Top of DATASET EXCERPTS
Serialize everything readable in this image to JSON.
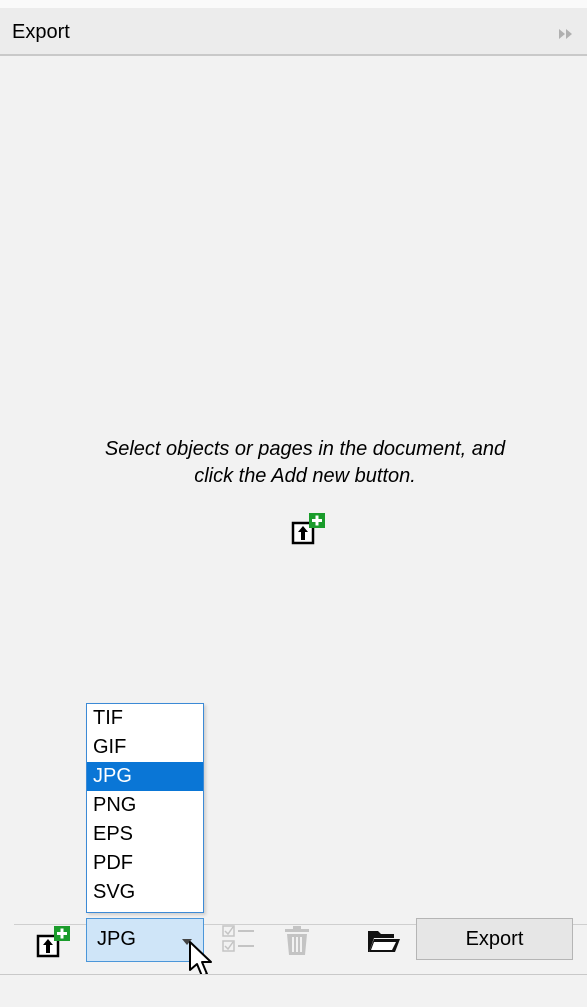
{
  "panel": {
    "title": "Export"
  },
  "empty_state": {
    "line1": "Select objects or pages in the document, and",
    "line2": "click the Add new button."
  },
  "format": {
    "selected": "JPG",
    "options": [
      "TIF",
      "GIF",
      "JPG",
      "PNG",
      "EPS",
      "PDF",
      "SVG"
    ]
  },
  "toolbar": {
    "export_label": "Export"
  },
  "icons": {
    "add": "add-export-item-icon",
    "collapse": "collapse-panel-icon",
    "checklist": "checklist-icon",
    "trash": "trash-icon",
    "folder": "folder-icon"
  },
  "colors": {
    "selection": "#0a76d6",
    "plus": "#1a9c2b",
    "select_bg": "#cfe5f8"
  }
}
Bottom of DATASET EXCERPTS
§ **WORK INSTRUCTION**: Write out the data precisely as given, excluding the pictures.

§ **OUTPUT BELOW**:
Serialize everything readable in this image to JSON.
{
  "panel": {
    "title": "Export"
  },
  "empty_state": {
    "line1": "Select objects or pages in the document, and",
    "line2": "click the Add new button."
  },
  "format": {
    "selected": "JPG",
    "options": [
      "TIF",
      "GIF",
      "JPG",
      "PNG",
      "EPS",
      "PDF",
      "SVG"
    ]
  },
  "toolbar": {
    "export_label": "Export"
  },
  "icons": {
    "add": "add-export-item-icon",
    "collapse": "collapse-panel-icon",
    "checklist": "checklist-icon",
    "trash": "trash-icon",
    "folder": "folder-icon"
  },
  "colors": {
    "selection": "#0a76d6",
    "plus": "#1a9c2b",
    "select_bg": "#cfe5f8"
  }
}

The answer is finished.